The $1.55 million deal came together quickly, just hours after negotiations seemed to be in a holding pattern and Everett was drawing some interest from the Pirates. The Tigers, meanwhile, had been talking with the agent for fellow free-agent shortstop Bobby Crosby. No meeting between the Tigers and Everett's agent, Keith Grunewald, had been scheduled Monday, though the two sides were expected to talk this week.
The deal came together minutes before team president/general manager Dave Dombrowski was scheduled to meet with local beat writers to discuss the opening day of the Winter Meetings. In the end, Everett decided to stay with a situation he liked.
It was around the first day of last year's Winter Meetings that the Tigers reached an agreement with Everett, then coming off an injury-shortened campaign with the Twins. He rebounded in 2009 by retaking his role among the better defensive shortstops in baseball.
Everett's 8.9 Ultimate Zone Rating, a measure of balls hit into a position player's area that he should get, ranked fourth among Major League shortstops. He committed 14 errors out of 457 total chances over 118 games for a .969 fielding percentage.
Everett's offense, never his strength, still ended up better than many expected when he signed. He batted .238 with 21 doubles, three home runs and 44 RBIs, while batting .270 with runners in scoring position. He hit .364 (8-for-22) with a runner on third and two out.
Everett's return, or some sort of veteran shortstop, became all the more important once the Tigers officially lost free agent second baseman Placido Polanco to the Phillies last week.
"Basically, we have our infield back except for the change at second base," said team president/general manager Dave Dombrowski, whose team now will count on rookie Scott Sizemore to take over at second.
Everett will continue to take the bulk of the duty at shortstop, with Ramon Santiago being mixed in.
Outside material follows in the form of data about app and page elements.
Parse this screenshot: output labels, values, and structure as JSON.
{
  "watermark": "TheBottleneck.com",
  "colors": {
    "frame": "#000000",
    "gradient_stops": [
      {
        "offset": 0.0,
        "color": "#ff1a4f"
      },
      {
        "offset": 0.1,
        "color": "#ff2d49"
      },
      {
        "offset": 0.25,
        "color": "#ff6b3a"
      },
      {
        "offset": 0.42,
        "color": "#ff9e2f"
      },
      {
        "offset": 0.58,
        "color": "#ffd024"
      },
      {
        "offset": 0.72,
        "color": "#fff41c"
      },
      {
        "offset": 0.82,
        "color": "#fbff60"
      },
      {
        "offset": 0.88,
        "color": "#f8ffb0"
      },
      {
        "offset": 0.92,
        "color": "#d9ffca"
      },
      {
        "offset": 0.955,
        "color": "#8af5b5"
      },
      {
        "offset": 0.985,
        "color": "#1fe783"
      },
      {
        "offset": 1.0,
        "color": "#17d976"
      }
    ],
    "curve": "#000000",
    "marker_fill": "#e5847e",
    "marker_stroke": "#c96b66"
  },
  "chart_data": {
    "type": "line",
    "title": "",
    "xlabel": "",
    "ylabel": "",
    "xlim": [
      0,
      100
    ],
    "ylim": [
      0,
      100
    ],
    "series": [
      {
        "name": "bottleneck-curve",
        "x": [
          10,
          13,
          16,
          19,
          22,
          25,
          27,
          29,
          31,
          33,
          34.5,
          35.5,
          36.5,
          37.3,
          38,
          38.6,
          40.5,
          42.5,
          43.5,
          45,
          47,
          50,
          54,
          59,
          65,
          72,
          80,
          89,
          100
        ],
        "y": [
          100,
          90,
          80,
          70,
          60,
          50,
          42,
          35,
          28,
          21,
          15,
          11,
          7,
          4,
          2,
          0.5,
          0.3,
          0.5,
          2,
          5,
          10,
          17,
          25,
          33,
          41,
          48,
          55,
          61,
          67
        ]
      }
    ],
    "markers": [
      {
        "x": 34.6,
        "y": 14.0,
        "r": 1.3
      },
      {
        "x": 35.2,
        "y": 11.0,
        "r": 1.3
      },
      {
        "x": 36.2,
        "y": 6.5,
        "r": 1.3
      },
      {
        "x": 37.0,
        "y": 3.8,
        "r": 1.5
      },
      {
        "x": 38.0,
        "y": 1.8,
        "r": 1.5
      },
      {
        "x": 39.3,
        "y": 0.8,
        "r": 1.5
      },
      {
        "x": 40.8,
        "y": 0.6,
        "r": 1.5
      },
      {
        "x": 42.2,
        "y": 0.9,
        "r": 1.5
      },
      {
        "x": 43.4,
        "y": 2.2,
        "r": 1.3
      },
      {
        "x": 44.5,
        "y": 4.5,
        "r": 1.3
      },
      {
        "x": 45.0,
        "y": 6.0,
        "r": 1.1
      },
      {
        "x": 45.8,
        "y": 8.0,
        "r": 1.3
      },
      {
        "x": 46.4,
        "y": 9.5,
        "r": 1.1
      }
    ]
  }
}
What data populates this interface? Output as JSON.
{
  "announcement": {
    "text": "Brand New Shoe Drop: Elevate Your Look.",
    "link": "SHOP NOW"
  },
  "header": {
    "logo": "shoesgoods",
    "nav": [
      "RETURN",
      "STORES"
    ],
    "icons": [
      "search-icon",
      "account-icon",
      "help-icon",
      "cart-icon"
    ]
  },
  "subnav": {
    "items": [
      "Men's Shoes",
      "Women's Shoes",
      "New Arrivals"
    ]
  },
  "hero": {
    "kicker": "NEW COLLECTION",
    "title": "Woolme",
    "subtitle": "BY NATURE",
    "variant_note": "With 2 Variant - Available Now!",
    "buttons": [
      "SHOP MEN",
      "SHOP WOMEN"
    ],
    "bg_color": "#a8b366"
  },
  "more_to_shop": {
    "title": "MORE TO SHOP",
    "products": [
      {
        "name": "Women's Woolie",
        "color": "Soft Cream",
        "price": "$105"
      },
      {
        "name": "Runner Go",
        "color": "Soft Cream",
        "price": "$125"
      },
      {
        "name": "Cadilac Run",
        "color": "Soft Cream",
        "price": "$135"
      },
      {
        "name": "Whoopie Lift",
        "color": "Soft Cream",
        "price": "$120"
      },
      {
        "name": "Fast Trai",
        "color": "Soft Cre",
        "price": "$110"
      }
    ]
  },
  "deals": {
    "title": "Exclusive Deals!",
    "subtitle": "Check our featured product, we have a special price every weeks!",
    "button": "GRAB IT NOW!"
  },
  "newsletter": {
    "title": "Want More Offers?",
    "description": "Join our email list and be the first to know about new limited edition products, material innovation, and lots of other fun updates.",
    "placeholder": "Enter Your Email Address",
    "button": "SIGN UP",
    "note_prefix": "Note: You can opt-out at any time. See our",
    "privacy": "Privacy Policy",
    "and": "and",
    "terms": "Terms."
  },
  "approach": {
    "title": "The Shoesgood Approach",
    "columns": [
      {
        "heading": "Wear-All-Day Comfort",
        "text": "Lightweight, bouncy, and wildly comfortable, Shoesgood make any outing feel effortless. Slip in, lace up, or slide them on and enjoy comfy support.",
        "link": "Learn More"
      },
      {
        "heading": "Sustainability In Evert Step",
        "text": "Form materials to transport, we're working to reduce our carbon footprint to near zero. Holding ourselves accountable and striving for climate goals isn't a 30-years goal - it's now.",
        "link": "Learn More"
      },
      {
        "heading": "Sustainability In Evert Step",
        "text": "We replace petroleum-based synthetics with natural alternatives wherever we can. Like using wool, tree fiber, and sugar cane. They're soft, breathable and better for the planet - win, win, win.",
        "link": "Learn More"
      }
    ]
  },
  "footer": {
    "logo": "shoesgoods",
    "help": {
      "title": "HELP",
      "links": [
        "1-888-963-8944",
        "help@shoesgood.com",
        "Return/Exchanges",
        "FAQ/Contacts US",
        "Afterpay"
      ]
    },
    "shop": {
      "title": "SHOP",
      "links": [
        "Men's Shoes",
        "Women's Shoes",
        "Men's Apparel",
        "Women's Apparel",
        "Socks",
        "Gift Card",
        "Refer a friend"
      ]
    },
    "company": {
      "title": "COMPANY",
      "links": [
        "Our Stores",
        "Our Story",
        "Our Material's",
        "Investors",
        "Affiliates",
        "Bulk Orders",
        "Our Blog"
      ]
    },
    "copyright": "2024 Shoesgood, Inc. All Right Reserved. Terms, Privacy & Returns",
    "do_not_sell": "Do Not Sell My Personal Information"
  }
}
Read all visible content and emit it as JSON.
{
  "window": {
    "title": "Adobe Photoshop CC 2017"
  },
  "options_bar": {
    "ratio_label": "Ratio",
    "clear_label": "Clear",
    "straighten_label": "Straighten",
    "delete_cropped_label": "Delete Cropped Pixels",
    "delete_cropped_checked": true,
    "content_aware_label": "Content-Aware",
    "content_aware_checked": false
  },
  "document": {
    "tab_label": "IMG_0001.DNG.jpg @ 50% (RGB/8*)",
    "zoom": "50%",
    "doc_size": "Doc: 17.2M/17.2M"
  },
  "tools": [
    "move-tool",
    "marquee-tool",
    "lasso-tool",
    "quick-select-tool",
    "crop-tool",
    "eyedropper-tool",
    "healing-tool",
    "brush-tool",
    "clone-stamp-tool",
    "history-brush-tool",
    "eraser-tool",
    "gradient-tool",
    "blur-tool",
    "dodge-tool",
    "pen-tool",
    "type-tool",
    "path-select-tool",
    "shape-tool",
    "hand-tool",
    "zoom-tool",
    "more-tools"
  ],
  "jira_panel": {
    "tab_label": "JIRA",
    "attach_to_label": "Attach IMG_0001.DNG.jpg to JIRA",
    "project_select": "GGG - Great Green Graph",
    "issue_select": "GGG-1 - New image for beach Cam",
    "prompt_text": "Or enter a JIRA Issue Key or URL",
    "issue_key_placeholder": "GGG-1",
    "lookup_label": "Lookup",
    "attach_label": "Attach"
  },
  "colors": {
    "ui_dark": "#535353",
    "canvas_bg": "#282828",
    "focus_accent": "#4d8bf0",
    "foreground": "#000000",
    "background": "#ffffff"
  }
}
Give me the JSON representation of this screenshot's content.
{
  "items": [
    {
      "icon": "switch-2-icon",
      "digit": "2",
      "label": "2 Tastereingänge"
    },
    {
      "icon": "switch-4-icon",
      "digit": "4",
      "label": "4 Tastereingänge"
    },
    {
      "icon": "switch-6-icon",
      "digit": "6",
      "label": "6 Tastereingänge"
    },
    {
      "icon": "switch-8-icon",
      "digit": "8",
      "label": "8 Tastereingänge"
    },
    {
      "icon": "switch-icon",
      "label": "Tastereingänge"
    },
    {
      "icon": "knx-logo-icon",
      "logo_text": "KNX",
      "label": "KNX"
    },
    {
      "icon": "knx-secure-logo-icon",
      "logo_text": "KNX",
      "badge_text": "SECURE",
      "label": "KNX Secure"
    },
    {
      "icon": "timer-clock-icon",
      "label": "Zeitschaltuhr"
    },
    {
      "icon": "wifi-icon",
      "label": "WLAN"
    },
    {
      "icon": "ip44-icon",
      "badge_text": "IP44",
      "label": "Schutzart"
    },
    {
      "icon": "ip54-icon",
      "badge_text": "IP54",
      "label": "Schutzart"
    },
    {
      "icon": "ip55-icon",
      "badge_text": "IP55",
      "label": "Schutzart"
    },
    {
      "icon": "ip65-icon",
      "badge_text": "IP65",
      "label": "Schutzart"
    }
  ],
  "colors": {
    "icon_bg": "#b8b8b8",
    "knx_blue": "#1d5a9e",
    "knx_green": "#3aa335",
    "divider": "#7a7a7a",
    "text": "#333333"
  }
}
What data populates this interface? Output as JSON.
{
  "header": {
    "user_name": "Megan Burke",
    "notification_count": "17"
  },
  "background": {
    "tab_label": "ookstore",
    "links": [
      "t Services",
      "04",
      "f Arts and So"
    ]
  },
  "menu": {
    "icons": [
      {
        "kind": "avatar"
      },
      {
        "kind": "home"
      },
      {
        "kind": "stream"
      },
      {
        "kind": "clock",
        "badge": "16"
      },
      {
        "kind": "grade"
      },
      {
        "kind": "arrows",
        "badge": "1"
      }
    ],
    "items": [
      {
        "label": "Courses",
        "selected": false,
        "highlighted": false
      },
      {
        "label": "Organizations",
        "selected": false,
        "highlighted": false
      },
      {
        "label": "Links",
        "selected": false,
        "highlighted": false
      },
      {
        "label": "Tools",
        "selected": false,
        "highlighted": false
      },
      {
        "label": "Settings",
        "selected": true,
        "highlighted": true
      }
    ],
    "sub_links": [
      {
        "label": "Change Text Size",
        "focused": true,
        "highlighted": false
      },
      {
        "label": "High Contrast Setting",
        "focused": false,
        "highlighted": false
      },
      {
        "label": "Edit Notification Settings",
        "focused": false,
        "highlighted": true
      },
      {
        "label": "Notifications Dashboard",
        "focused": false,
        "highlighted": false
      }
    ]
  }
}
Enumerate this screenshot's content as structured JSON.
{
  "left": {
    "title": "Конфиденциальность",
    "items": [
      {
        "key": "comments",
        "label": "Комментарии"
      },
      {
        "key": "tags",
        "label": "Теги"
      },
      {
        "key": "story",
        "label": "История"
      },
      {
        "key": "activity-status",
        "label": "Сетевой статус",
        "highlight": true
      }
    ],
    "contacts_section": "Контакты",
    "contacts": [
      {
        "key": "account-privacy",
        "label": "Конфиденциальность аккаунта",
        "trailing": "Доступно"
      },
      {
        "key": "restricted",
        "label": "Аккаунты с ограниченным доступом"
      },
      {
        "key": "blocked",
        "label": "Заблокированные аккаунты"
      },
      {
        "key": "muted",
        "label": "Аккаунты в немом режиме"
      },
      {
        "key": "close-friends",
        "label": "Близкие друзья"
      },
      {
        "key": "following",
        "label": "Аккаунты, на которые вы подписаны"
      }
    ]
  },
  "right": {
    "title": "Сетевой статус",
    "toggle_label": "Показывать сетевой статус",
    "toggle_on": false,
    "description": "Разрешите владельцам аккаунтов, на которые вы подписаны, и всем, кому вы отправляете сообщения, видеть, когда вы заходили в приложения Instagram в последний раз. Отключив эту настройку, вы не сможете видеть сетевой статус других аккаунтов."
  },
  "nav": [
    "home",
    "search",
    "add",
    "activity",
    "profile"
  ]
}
The sudden deal might all but ensure that the Tigers will not be getting a Major League-ready shortstop in return in a trade, whether it's in a much-rumored package for Edwin Jackson, Curtis Granderson or both. Detroit has been linked with interest in Cubs prospect Starlin Castro, but every indication suggests Chicago will not give him up in any deal. Considering it's a one-year deal, the Tigers could still pursue shortstop prospects who might be further away from being ready.
Jason Beck is a reporter for MLB.com. This story was not subject to the approval of Major League Baseball or its clubs.